An Afternoon Along the Oslo Harbour

by Steve
0 comment
Picture of artwork in Oslo City Hall

Let’s first answer the question.  Is it An Afternoon Along the Oslo “Harbour” or “Harbor”.  Isn’t the English language fun?  Challenging is probably more like it.  But since, I’m in Europe, I’ll use Oslo Harbour.  For those of you in the United States, I hope you’ll be able to follow along!!

City of Oslo

Oslo, the capital of Norway, is also the largest city in the country.  It was founded in the eleventh century.  It has been viewed as the capital city for 700 years.  Many of the buildings which one would recognize in planning a trip to Oslo were built in the 19th century.  Buildings such as the Royal Palace, the Storting Building, and the National Theatre are a few of these.

An area I enjoy visiting, this is my second time in Oslo, is Central Oslo and the Harbour.  One of the buildings I enjoy walking past as I’m headed to the Harbour is the Storting Building, otherwise known as the Parliament of Norway Building.

Parliament of Norway Building

As mentioned earlier, the Parliament of Norway building was one of the many buildings that were built in the 19th century.  It is an interesting building from the outside.  During World War II and the Nazi occupation of Norway, this building was taken over by the Nazi forces, first being used as a barracks and later as an administrative center.

In the summertime, I’ve never been to Oslo in the summertime, the grounds around the building are green and a place for people to sit and visit.  As you see in the picture below, the ground is covered with snow and people aren’t sitting although the temperature was about -1º C or 30° F.

A picture of the Parliament of Norway Building

Parliament of Norway Building

Oslo Harbour

The Oslo Harbour has a new Promenade that is 9 km or a little over 5 miles in length.  The area I visited today was the area going past the Akershus Castle to the area in front of Oslo City Hall.   The castle and fortress can be seen in the background of the picture below.  It was a dreary day, but as I mentioned earlier, the temperature was comfortable and people were out enjoying a walk along the Promenade.

A picture of the Oslo Harbour.
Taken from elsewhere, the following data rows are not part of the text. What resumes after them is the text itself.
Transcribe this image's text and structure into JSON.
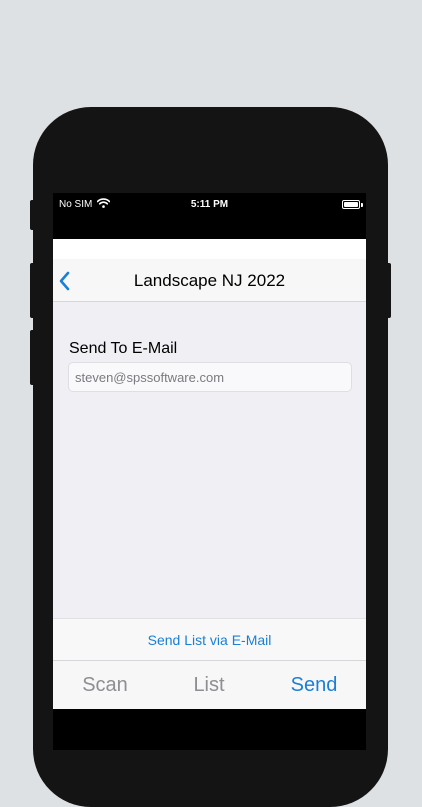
{
  "status_bar": {
    "carrier": "No SIM",
    "wifi_icon": "wifi-icon",
    "time": "5:11 PM",
    "battery_icon": "battery-full-icon"
  },
  "nav": {
    "back_icon": "chevron-left-icon",
    "title": "Landscape NJ 2022"
  },
  "form": {
    "label": "Send To E-Mail",
    "email_placeholder": "steven@spssoftware.com"
  },
  "action": {
    "send_label": "Send List via E-Mail"
  },
  "tabs": [
    {
      "label": "Scan",
      "selected": false
    },
    {
      "label": "List",
      "selected": false
    },
    {
      "label": "Send",
      "selected": true
    }
  ],
  "colors": {
    "accent": "#1a7fd6",
    "inactive_tab": "#8e8e93",
    "background": "#efeff4"
  }
}
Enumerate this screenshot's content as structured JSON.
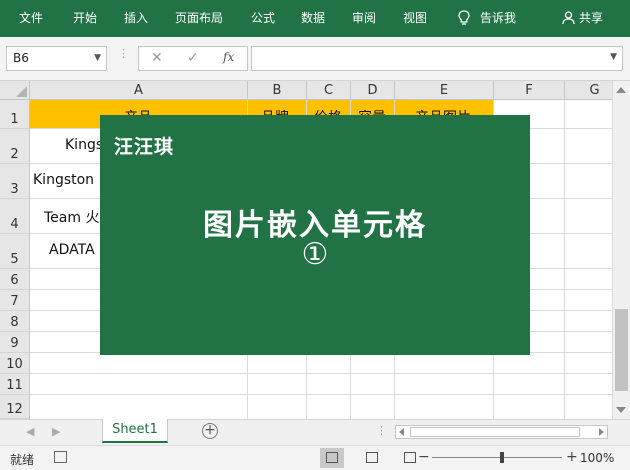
{
  "ribbon": {
    "tabs": [
      "文件",
      "开始",
      "插入",
      "页面布局",
      "公式",
      "数据",
      "审阅",
      "视图"
    ],
    "tell_me": "告诉我",
    "share": "共享"
  },
  "formula_bar": {
    "name_box": "B6",
    "cancel": "✕",
    "enter": "✓",
    "fx": "fx",
    "content": ""
  },
  "grid": {
    "columns": [
      "A",
      "B",
      "C",
      "D",
      "E",
      "F",
      "G"
    ],
    "rows": [
      "1",
      "2",
      "3",
      "4",
      "5",
      "6",
      "7",
      "8",
      "9",
      "10",
      "11",
      "12"
    ],
    "header_cells": [
      "产品",
      "品牌",
      "价格",
      "容量",
      "产品图片"
    ],
    "a_cells": [
      "Kings",
      "Kingston",
      "Team 火",
      "ADATA"
    ]
  },
  "overlay": {
    "brand": "汪汪琪",
    "title": "图片嵌入单元格",
    "number": "①"
  },
  "sheet_tabs": {
    "active": "Sheet1"
  },
  "status_bar": {
    "ready": "就绪",
    "zoom": "100%"
  },
  "colors": {
    "excel_green": "#217346",
    "header_yellow": "#ffc000"
  }
}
Oslo Harbour

Oslo City Hall and the Nobel Peace Prize

The Nobel Peace Prize ceremony is held annually in the Oslo City Hall on December 10.  This is the same day the ceremonies are held in Stockholm for the other Nobel prizes.  So why in two different countries?  It was because Alfred Nobel, the Swedish businessman who invented dynamite, set it up that way in his will.  You might ask about his reason for setting this up?  First, there was a premature obituary published about him.  Second, it included a condemnation of him for profiting from the sale of arms.  He decided he wanted a greater legacy and left his fortune to create the Nobel Prizes.  And the final question.  Why are the awards always on December 10?  That’s because it’s the anniversary of Nobel’s death.

City Hall, as we see it today, was built between 1931 – 1950.  Construction was interrupted during the Second World War when Norway was occupied by the Nazis.
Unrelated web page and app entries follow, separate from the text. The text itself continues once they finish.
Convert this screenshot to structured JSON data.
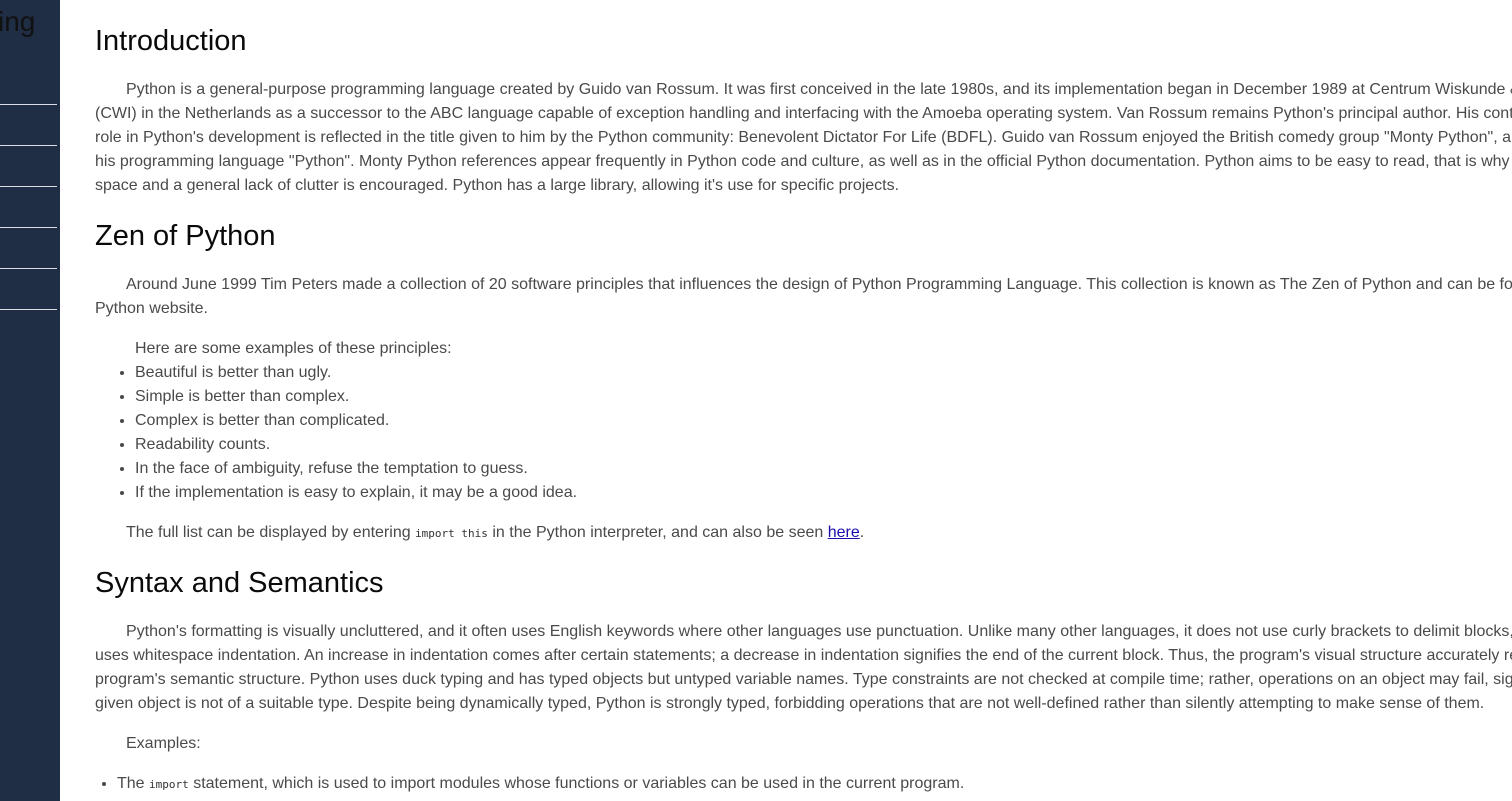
{
  "sidebar": {
    "title_fragment": "ing"
  },
  "intro": {
    "heading": "Introduction",
    "lines": [
      "Python is a general-purpose programming language created by Guido van Rossum. It was first conceived in the late 1980s, and its implementation began in December 1989 at Centrum Wiskunde &",
      "(CWI) in the Netherlands as a successor to the ABC language capable of exception handling and interfacing with the Amoeba operating system. Van Rossum remains Python's principal author. His contin",
      "role in Python's development is reflected in the title given to him by the Python community: Benevolent Dictator For Life (BDFL). Guido van Rossum enjoyed the British comedy group \"Monty Python\", an",
      "his programming language \"Python\". Monty Python references appear frequently in Python code and culture, as well as in the official Python documentation. Python aims to be easy to read, that is why w",
      "space and a general lack of clutter is encouraged. Python has a large library, allowing it's use for specific projects."
    ]
  },
  "zen": {
    "heading": "Zen of Python",
    "lines": [
      "Around June 1999 Tim Peters made a collection of 20 software principles that influences the design of Python Programming Language. This collection is known as The Zen of Python and can be fou",
      "Python website."
    ],
    "list_intro": "Here are some examples of these principles:",
    "principles": [
      "Beautiful is better than ugly.",
      "Simple is better than complex.",
      "Complex is better than complicated.",
      "Readability counts.",
      "In the face of ambiguity, refuse the temptation to guess.",
      "If the implementation is easy to explain, it may be a good idea."
    ],
    "full_list_before": "The full list can be displayed by entering ",
    "full_list_code": "import this",
    "full_list_middle": " in the Python interpreter, and can also be seen ",
    "full_list_link": "here",
    "full_list_after": "."
  },
  "syntax": {
    "heading": "Syntax and Semantics",
    "lines": [
      "Python's formatting is visually uncluttered, and it often uses English keywords where other languages use punctuation. Unlike many other languages, it does not use curly brackets to delimit blocks, a",
      "uses whitespace indentation. An increase in indentation comes after certain statements; a decrease in indentation signifies the end of the current block. Thus, the program's visual structure accurately re",
      "program's semantic structure. Python uses duck typing and has typed objects but untyped variable names. Type constraints are not checked at compile time; rather, operations on an object may fail, sign",
      "given object is not of a suitable type. Despite being dynamically typed, Python is strongly typed, forbidding operations that are not well-defined rather than silently attempting to make sense of them."
    ],
    "examples_label": "Examples:",
    "example1_before": "The ",
    "example1_code": "import",
    "example1_after": " statement, which is used to import modules whose functions or variables can be used in the current program."
  },
  "colors": {
    "sidebar_bg": "#1f2d45",
    "body_text": "#4a4a4a",
    "heading_text": "#0a0a0a",
    "link": "#1a0dab"
  }
}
A picture of the outside of Oslo City Hall.

Oslo City Hall

The hall used for the ceremony is graced with beautiful artwork.  The featured image of today’s post shows the view one would have from the stage during the Nobel Peace Prize ceremony.  The picture below shows the artwork the guests would see sitting in their seats.

A picture of one of the giant murals in the Oslo City Hall

Oslo City Hall Mural

Nobel Peace Center

The Nobel Peace Center is located a short walk from City Hall.  The center showcases the work of the Nobel Peace laureates as well as telling the story of Alfred Nobel.

Picture of the Nobel Peace Center - Oslo

Nobel Peace Center – Oslo

Note in the picture above the construction equipment around the building.  Oslo seems to have constant construction.  In almost every direction one looks, there are cranes constructing new buildings.  This was the same last year.  Having cranes in pictures I have taken in Oslo seems to be the norm!

The Delicacy of the Day

As I was walking along the Oslo Harbour, I came upon a seafood restaurant with their fish and shellfish displayed nicely.

Since I love seafood, I thought I would stop in.  I love oysters, so sat down to enjoy a few.  My goodness, they were absolutely mouth watering.  They were prepared to be able to be slurped down, not like you find in some restaurants where you have to detach the oyster to eat it.  The shells were big, with plenty of salty juice that made the slurping easy.

Picture of the Shellfish at a Fish Market on the Harbour Walk in Oslo.

The Delicacy of the Day – Oysters

The only problem was the four oysters and one Pepsi cost about $20.  I knew I had to leave after those four.  I wanted more but also didn’t want to break the bank!!  Yes, Norway is a very expensive country, but it was well worth it for those delicious oysters.

You may also like

Leave a Comment

This site uses Akismet to reduce spam. Learn how your comment data is processed.

This website uses cookies to improve your experience. We'll assume you're ok with this, but you can opt-out if you wish. Accept Read More